Yes. Just like guppies, Bettas also eat seed shrimps as a part of their diet.
Betta is a carnivorous animal that eats mostly insects and insect larvae. As betta fish is an aggressive fish, you should keep only one male fish if your tank is small.
Seed Shrimp Infestation
Small amounts of seed shrimps are not considered an infestation. When you limit feeding, your fish tend to eat seed shrimps and control the population.
However, in some tanks, seed shrimps grow in large amounts. The reason behind this is mainly overfeeding your fish. When seed shrimps get more leftover food, they tend to reproduce more and more.
Then seed shrimps growth take over the tank, and you’ll see only seed shrimps all over the aquarium.
That is called seed shrimp infestation, and it is an eyesore.
If this happens, you should try controlling the seed shrimp population with all three methods discussed above; vacuuming, adding predator fish and using seed shrimp traps.
If you use all three methods and still can’t control the over-population, you have to get rid of the tank and buy a new one for your fish because it is full of seed shrimp eggs.
Seed shrimp eggs are very resistant and indestructible even temperature shocks, and higher CO2 levels can’t destroy them.
That leaves the only way to get rid of seed shrimps is by leaving your precious tank.
That is why you should control seed shrimps when they first appear in your tank.
Do They Harm Plants?
Seed shrimps don’t harm plants if the plants aren’t already rotting.
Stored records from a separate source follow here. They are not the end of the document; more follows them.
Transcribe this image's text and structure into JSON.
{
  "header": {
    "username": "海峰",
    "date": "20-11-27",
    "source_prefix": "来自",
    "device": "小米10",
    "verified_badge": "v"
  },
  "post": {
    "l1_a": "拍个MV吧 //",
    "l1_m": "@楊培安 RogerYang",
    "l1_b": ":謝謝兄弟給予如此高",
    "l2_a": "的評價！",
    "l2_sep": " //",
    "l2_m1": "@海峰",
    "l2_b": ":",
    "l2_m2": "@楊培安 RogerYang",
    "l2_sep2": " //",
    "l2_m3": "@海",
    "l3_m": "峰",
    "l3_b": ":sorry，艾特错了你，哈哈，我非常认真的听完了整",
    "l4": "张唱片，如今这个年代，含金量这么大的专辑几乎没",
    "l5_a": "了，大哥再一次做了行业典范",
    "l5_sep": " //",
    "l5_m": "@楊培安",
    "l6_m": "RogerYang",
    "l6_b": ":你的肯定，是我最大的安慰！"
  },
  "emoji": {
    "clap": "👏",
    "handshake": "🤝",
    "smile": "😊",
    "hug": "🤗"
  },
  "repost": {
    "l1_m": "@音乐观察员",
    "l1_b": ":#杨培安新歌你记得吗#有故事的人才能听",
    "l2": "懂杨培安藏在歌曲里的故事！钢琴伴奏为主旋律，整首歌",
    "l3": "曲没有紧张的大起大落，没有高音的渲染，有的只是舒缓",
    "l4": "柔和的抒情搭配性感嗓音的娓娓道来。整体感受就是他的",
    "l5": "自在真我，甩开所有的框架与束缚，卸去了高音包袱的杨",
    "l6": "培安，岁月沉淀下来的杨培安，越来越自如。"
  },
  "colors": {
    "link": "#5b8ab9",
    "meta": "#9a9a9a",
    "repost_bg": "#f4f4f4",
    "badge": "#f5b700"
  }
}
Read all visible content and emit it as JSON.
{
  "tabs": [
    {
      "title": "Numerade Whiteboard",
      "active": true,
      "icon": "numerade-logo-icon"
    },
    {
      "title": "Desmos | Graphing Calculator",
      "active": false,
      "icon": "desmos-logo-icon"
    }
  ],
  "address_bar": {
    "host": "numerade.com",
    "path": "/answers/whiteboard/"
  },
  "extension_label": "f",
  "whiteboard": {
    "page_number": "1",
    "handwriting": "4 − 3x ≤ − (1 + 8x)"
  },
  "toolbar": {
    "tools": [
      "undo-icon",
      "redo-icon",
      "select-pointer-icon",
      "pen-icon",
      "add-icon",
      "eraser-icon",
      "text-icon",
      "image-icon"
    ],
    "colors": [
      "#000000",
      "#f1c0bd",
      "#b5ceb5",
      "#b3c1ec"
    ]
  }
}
They are harmless creature for both fish and plants. They are a good food source for predatory fish in your tank.
Seed shrimps are considered pests just because they tend to reproduce fast, and they don’t look nice.
Otherwise, seed shrimps would be an excellent addition to your tank as the fish can feast on them.
What Seed Shrimp eat
In vernal pools, seed shrimp are very common. They are mostly found in the lower strata, where water meets soil. They get their food from here.
Filter feeders suck in food particles along with water while allowing the water to flow out.
They consume the following foods:
Bacteria, Protozoa, and Algae Particles of Detritus